Good news. You still have more than three months to get ready for the Tacoma City and Capital City marathons and, perhaps more real-istically, half mara-thons.
Using a series of complex and highly unscientific formulas I’ve developed for analyzing Northwest weather I’ve been able to determine that this will give you precisely three days of ideal outdoor training conditions.
In other words, if you want to be in good shape for the May 6 race in Tacoma or the May 20 run in Olympia you better not wait for the weather to cooperate.
Here are 10 tips to get you through the winter:
1. Get tough
If you aren’t already used to it, running in the cold and rain can seem like a formidable challenge. But, if you’re prepared, often you’ll realize the hardest part is just getting out the door. The more you train in the rain, the less daunting it becomes. Besides, nobody has guaranteed perfect weather for race day, so you better be comfortable running in any conditions.
Paul Morrison, a marathon runner and owner of Bonney Lake’s Fleet Feet, says layering your clothes is “the most important thing” to being comfortable during winter runs. He suggests three layers of clothes that can easily be stripped off and put back on as you see fit. He says some runners even wear gloves that convert into mittens when they feel especially cold.
3. Good socks
The right pair of socks is especially important in the winter if you want to keep your toes warm and dry. Cotton socks won’t do the trick. Morrison, co-director of the Tacoma City Marathon, uses and recommends merino wool socks. “They are good for a wide range of temperatures, both cold and warm,” he said. “They wick moisture and will keep you comfortable whether they are wet or dry.”

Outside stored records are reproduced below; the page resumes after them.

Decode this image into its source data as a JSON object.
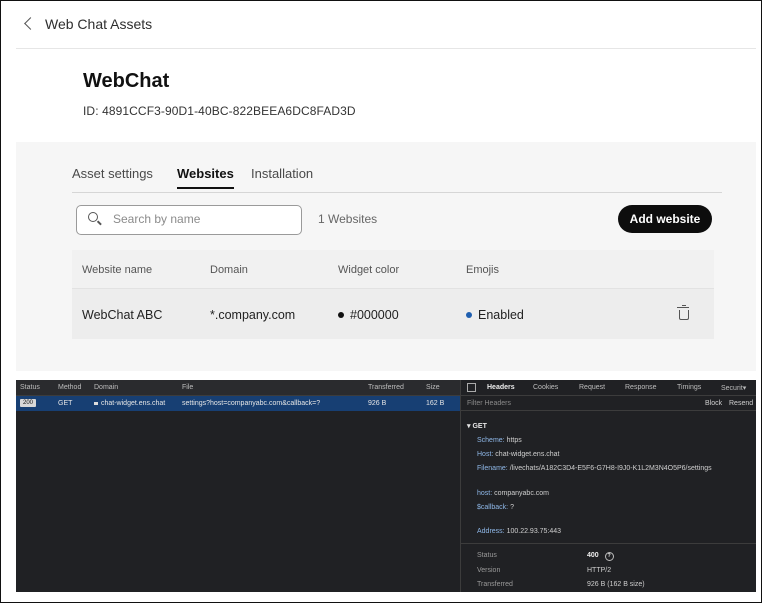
{
  "breadcrumb": {
    "back_label": "Web Chat Assets"
  },
  "asset": {
    "title": "WebChat",
    "id": "ID: 4891CCF3-90D1-40BC-822BEEA6DC8FAD3D"
  },
  "tabs": [
    {
      "label": "Asset settings"
    },
    {
      "label": "Websites"
    },
    {
      "label": "Installation"
    }
  ],
  "search": {
    "placeholder": "Search by name"
  },
  "count_label": "1 Websites",
  "add_button": "Add website",
  "table": {
    "columns": [
      "Website name",
      "Domain",
      "Widget color",
      "Emojis"
    ],
    "rows": [
      {
        "name": "WebChat ABC",
        "domain": "*.company.com",
        "color": "#000000",
        "emojis": "Enabled"
      }
    ]
  },
  "devtools": {
    "columns": [
      "Status",
      "Method",
      "Domain",
      "File",
      "Transferred",
      "Size"
    ],
    "request": {
      "status": "200",
      "method": "GET",
      "domain": "chat-widget.ens.chat",
      "file": "settings?host=companyabc.com&callback=?",
      "transferred": "926 B",
      "size": "162 B"
    },
    "detail_tabs": [
      "Headers",
      "Cookies",
      "Request",
      "Response",
      "Timings",
      "Securit▾"
    ],
    "filter_placeholder": "Filter Headers",
    "block_label": "Block",
    "resend_label": "Resend",
    "section": "GET",
    "scheme_label": "Scheme:",
    "scheme_value": "https",
    "host_label": "Host:",
    "host_value": "chat-widget.ens.chat",
    "filename_label": "Filename:",
    "filename_value": "/livechats/A182C3D4-E5F6-G7H8-I9J0-K1L2M3N4O5P6/settings",
    "param_host_label": "host:",
    "param_host_value": "companyabc.com",
    "param_callback_label": "$callback:",
    "param_callback_value": "?",
    "address_label": "Address:",
    "address_value": "100.22.93.75:443",
    "status_label": "Status",
    "status_value": "400",
    "version_label": "Version",
    "version_value": "HTTP/2",
    "transferred_label": "Transferred",
    "transferred_value": "926 B (162 B size)"
  },
  "colors": {
    "accent_blue": "#1f5fb0",
    "dot_black": "#111111",
    "button_bg": "#0d0d0d"
  }
}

4. Dark but reflective
Dark clothes will keep you warmer than light clothes, but they’ll also be harder for motorists to see.
“Your outer layer always needs to have reflectivity,” Morrison said. Also, look for running shoes and hats with reflectivity, he said. A headlamp or blinking LED light also will make you more visible.
And if you run with your dog, take care of it, too.
“Dogs need to be safe too,” Morrison said. “When I run with my dog I put him in (a reflective) vest.”
5. Stay off the road
Running on roads can be especially dicey in the winter. Sidewalks, local tracks or multipurpose trails like Pierce County’s Foothills Trail and Thurston County’s Western-Chehalis Trail offer more safety.
But if you do have to run on the road try to stay off the asphalt. Not only does this keep you a few more feet away from traffic, but you’re more likely to find better traction in cold weather.
“Ice typically doesn’t form on the gravel as fast as it does on the road,” Morrison said.
6. The “dreadmill”
Yes, the treadmill can be boring, but if you’re stuck inside it’s also a good way to log miles without getting suited up in three layers of clothes.
“I ran 10 miles on the treadmill the other day,” Morrison said. “I have a TV in front of my treadmill and I put on an old Arnold Schwarzenegger movie, ‘The Running Man,’ and I watched the whole thing.”
The treadmill isn’t your only option if you just can’t get outside.
“Really anything that gets your blood flowing will work,” Morrison said.
This might be a fitness class at your local gym, some time on a spin bike or a callisthenic workout in your living room.
8. Face guard
When the weather approaches freezing level, the cold air can hurt your lungs.
“Be careful,” Morrison said. “It’s good to have something over your face if you run when it gets really cold out.”
After running five miles in the rain, you might be tempted to dash straight for the warmth of the shower, but it’s important to treat your body right. Stretching before and after you run is important any time of year. Don’t let the chill lead to bad habits.
10. Have a partner
Stop me if you’ve heard this before: Workout partners are good.
It can be hard enough just to muster up the energy to go running, let alone heading out when the weather stinks.
Having a good training partner will make it harder for both of you to wimp out.
Craig Hill’s fitness column runs Sundays. Submit questions and comments via craig.hill@ thenewstribune.com, facebook.com/adventureguys or twitter.com/adventureguys. Get more fitness coverage at thenewstribune.com/fitness.
Visit blog.thenewstribune.com/adventure for our marathon training guide.